Shorthorn cattle are run in conjunction with approx. 5,000 sheep on native and improved pasture at Crookwell. Annual surplus in recent times has been sent to JBS Australia feedlots, to be fed and processed under the Thousand Guineas brand.
In this year’s judging, Flowerburn were awarded first place with their Sprys and Ronelle Park blood cows and calves which were represented by 1st and 2nd calving cows.
In the heifer section, Flowerburn finished second, behind an entry of Shorthorn Angus cross heifers from Hollywood Pastoral. The 18 month old Flowerburn heifers were all joined by Fixed Time AI to leading Sprys bulls. Given the combination of points, Flowerburn were then awarded the Overall Champion.
In a break from tradition, Dan Fitzell also entered some of his Flowerburn commercial females in the commercial cattle section at the show. Females were judged individually, with Flowerburn also being awarded Champion Breeding Group, Champion Cow and Calf and Grand Champion Female with one of the individual heifers.
Fixed Time Ai has been a feature for Flowerburn Pastoral in recent years. In 2015, Mr. Fitzell for the first time, decided to AI all of the Flowerburn heifers. The heifers were run through a Fixed Time AI program with technician Damian Sotter, Beef Genetics, Bathurst. “It is well worth paying a professional like Damien, it made the program run easily.”
Semen for the program came from Sprys Shorthorns, Wagga. “We tried 2 bulls, with all feedback going back to Gerald Spry to progeny test the sires. We supply Gerald with calving ease details, weight gain and we will be able to supply carcass data as well.”
Semen was dispatched from Sprys Shorthorns to Damian Sotter, meaning that Flowerburn did not need to buy their own semen tank. “The program is quite easy. Cidrs are implanted on Day 0, Cidrs come out on Day 7 and heifers are given a PG, then on Day 9 all the heifers are AI’d and given a shot of Gonabreed.
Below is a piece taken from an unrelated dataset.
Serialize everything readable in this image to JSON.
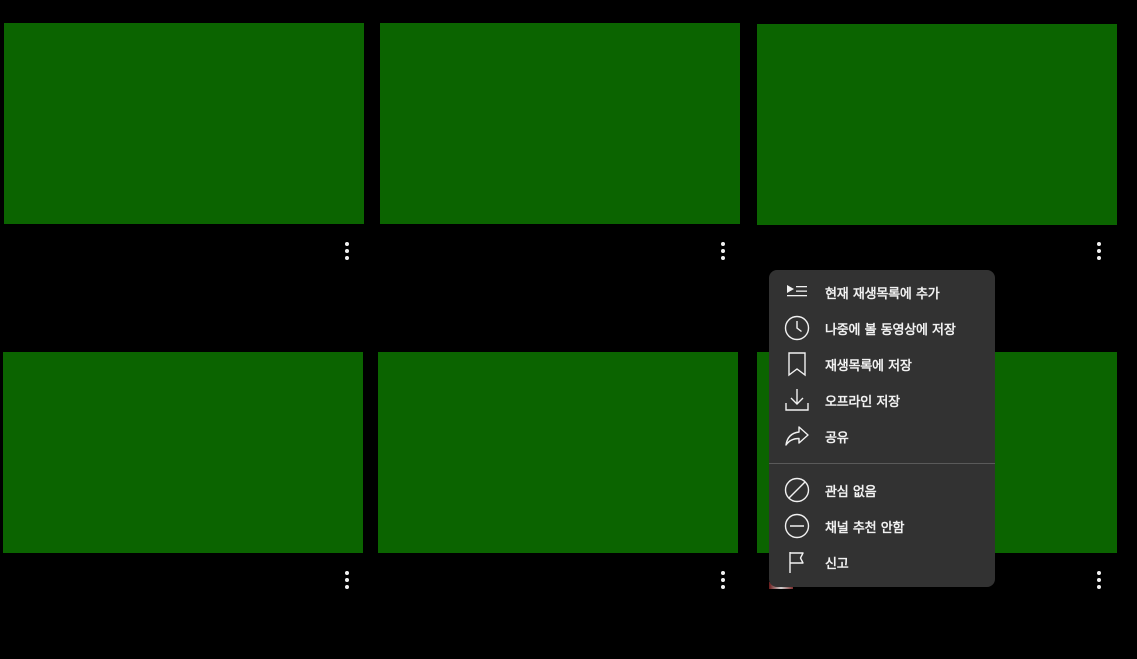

There is really only 3 days’ work and it’s done.”
Bulls go out about 4-5 days after the AI to back up the heifers. “We didn’t reduce the number of bull we would normally use, but the bulls didn’t have to stay out very long.”
A key to the FTAI program is that bulls will only need to be out for 30 days to ensure the females have hen been given 3 chances to get in calf. The results of the program speak for themselves.
“We preg-tested the heifers after the bull came out and we had 95% of the mob in calf. When we calved them out we had 75% of the calves on the ground in the first 13 days, from the first round of AI. 97% of all the heifers were done calving in 45 days.”
Mr. Fitzell said that FTAI offered a tremendous amount of benefits to the Flowerburn herd. “We spent less time chasing heifers calving and we were able to get a lot of jobs done with the spare time. The tight calving made it easier to manage condition scores on the heifers and now the heifers are set up for a tight joining, not only for the next joining but hopefully for life.”
For Dan, FTAI has been a very favourable experience, “The calves have a much tighter spread on age and were born earlier, which will mean they should weigh heavier at weaning and will be easier to market as a line.”
The system is part of an ongoing effort between Flowerburn and Sprys Shorthorns of testing genetics in clients’ herds, a venture that is ultimately beneficial for the stud as well as the clients’ programs. “It’s pleasing to work together to make the cattle better.”
Feedback from Thousand Guineas has also demonstrated the genetic merit of the Flowerburn, with the first feedback sheet showing outstanding performance for the program.
Given Dan’s tremendous record in the Crookwell AP&H Societies Commercial Cattle breeders’ competition, it is probably only a matter of time before they have to invite him to judge.